As the Chase for the Championship heats up, sparks continue to fly on the race track with aggressive driving and questionable tactics.
Events began to escalate two weeks ago at Kansas Speedway Joey Logano bumped race leader Matt Kenseth spinning him out of the way to claim the win, an incident that directly contributed to Kenseth’s elimination from the Chase. Logano deemed it “good, hard racing,” and insisted that he didn’t intentionally wreck Kenseth.
Kenseth had a different point of view and said that he was “really disappointed,” in Logano’s actions on the track, adding “That’s not the way I race people no matter what the stakes are.”
NASCAR chairman Brian France discussed the contact between the two drivers on SiriusXM Radio’s NASCAR channel the following Monday.
“That’s quintessential NASCAR,” France said. He went on to explain his position stating, “Late in the race, I think that’s a great example of everybody doing probably exactly what they should be doing. You had Matt Kenseth trying to block and hold his position. He had a faster car behind him, and when you block, you risk that somebody is going to be in that position and there was contact.”
France went on to say that Logano “made a very smart decision in what he did because not only did he try to win the race, which he said he wanted to do and obviously he did, but the idea to, late in that race, to have an opportunity to put one of the top teams on the outside looking into the next round in Matt Kenseth, (who) has run so well, that’s a smart thing to do.”
“You have to give them a lot of credit,” Franc continued. “This is the strategy that we all thought was going to be different when you have this kind of format. But it does reward aggressive racing at the end of the day.”
The message seems clear; aggressive driving is not only expected but encouraged in the Chase format. It also begs the question of where is the line drawn?
Last week at Talladega Superspeedway, controversy arose again when it appeared that Kevin Harvick intentionally caused a wreck at the end of the race to freeze the field and lock in his points, ensuring his inclusion into the next round of the Chase.

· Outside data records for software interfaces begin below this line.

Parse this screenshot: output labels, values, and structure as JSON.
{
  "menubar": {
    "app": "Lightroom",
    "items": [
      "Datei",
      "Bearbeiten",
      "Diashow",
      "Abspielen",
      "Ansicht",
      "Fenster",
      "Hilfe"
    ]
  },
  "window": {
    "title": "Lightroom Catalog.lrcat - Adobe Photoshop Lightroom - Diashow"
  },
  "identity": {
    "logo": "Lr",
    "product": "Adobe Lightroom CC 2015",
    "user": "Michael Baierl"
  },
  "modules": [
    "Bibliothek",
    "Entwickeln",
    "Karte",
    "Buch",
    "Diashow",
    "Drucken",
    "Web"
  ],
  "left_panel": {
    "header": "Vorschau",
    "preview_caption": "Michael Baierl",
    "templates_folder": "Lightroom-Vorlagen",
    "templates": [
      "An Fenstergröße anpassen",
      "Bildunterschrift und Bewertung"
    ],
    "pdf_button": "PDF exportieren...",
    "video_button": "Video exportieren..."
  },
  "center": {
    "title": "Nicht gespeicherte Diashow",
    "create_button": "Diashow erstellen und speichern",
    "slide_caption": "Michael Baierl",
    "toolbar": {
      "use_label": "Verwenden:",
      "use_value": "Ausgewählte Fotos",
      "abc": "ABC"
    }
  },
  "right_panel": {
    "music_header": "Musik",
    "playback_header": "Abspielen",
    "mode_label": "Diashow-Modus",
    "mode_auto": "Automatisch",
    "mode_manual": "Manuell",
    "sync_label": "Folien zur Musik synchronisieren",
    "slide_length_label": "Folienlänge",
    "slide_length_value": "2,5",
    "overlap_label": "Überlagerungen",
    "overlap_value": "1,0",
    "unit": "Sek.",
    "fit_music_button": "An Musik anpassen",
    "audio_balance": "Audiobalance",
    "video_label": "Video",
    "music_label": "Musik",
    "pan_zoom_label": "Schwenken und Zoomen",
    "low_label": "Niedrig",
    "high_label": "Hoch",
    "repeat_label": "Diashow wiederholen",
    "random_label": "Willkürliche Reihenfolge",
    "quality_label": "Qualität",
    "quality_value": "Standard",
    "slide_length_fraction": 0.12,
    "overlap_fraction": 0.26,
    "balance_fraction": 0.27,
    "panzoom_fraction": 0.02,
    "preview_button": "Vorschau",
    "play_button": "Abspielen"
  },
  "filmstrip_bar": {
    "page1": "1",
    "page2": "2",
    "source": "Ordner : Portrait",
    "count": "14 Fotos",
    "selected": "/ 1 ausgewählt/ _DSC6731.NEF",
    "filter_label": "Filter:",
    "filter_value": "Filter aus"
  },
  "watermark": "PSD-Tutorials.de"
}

Harvick denied the allegations and after a review of the race, NASCAR stated that they had “completed the review of any other potential penalties from the track (Talladega) this past weekend and there will be no further actions.”
NASCAR’s decision and Harvick’s assertion of innocence were met with skepticism by many after viewing video footage from his in-car camera that show him turn his steering wheel to the right as he clips driver Trevor Bayne’s car, causing the accident. Harvick, who had a failing engine, maintains that he did not see Bayne and was attempting to get out of the way.
Again, the message seems clear as drivers do what they must, to compete for wins and the championship with no repercussions from NASCAR. But Kenseth may have crossed the line Sunday at Martinsville Speedway.
Kenseth was competitive at the short track Sunday, but his day turned sour after he sustained significant damage to his car after contact with Brad Keselowski on Lap 434. Twenty laps later, Logano’s day effectively ended when Kenseth hit Logano, turning him into the wall. Logano ended the race in 37th place and is now in eighth place in the Chase, 28 points behind the leader. NASCAR parked Kenseth for the remainder of the race.
While he didn’t admit to purposely wrecking Logano, Kenseth’s comments imply that he felt it was important for him to respond to the events of the last few races.
“You never like to be in these situations,” Kenseth said. “They really stink, to be honest with you, but sometimes you get put in these spots, and you’ve got to try to keep respect in the garage area. You can’t get yourself ran over.
“You can’t get in the Chase next year and get ran over for the same reason. Like I said, hate the way it ended. Wish we were out there celebrating or having a shot for the win like we did before we got wrecked, so a disappointing day.”
Did Logano intend to wreck Kenseth at Kansas or simply move him out of the way? Logano is the only one who can answer that question. Harvick’s actions at Talladega may seem questionable, but it is difficult to ascertain his motives with any certainty. If you consider the first two instances, should Kenseth also get the benefit of the doubt for the contact with Logano at Martinsville?
After listening to executive vice president Steve O’Donnell’s comments after the race, it is likely that Kenseth may face penalties from NASCAR.
“I think in the case with Matt,“ O’Donnell said, “we were certainly disappointed with what took place tonight on the racetrack. We had a conversation with both Matt, crew chief, Joe Gibbs. Like we always do, there’s still a lot to digest from what happened tonight. We’ll do that. We’ll have some additional conversations and probably come out with something, if there is anything to discuss, on Tuesday”.
Whether you believe the wreck was intentional or not, there is no definitive proof to back up either claim or to establish intent. But Kenseth, who is no longer in contention for the Chase, may have committed the one mistake that NASCAR won’t ignore; taking out someone contending for the championship. If NASCAR penalizes Kenseth, are they establishing two sets of rules – one for Chasers and one for non-Chasers? Or were Kenseth’s actions simply too blatant to ignore?
Given the atmosphere of aggressiveness that NASCAR has fostered, Kenseth may have felt he had no choice but to respond in kind.